**About this exercise**
Among the entries, find the lines with the string "JSON" and report them.

[Web page and app entries]
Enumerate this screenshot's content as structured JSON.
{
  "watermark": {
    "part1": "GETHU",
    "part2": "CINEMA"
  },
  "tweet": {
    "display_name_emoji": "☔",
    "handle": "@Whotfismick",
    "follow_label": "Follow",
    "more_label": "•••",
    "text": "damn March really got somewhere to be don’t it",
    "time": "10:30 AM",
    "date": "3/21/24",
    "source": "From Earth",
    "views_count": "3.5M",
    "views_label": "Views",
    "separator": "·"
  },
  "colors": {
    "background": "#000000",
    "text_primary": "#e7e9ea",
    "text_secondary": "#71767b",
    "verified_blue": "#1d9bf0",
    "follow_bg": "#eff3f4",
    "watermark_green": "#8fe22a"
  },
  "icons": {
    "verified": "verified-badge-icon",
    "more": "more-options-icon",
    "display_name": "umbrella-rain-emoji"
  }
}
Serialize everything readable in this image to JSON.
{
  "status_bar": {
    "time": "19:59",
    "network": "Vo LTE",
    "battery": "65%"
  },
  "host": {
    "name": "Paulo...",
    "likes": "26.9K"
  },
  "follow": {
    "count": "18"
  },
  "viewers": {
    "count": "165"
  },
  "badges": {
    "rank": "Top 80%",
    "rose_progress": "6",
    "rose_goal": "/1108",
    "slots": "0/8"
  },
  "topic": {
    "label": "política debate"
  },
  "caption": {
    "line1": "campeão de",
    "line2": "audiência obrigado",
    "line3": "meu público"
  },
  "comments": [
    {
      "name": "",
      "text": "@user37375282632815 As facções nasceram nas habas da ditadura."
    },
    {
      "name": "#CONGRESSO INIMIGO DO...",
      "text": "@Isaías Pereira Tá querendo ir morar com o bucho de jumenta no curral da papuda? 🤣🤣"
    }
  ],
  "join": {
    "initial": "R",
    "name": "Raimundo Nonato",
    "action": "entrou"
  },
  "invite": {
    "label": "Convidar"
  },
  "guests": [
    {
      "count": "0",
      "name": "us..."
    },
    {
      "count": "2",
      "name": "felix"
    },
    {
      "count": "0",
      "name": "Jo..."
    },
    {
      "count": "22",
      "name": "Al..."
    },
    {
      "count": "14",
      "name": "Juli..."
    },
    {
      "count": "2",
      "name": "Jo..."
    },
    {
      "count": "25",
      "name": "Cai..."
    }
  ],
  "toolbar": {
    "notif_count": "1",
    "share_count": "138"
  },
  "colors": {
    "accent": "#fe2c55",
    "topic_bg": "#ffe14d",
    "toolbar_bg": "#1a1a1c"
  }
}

**Solution below**
Enumerate this screenshot's content as structured JSON.
Serialize everything readable in this image to JSON.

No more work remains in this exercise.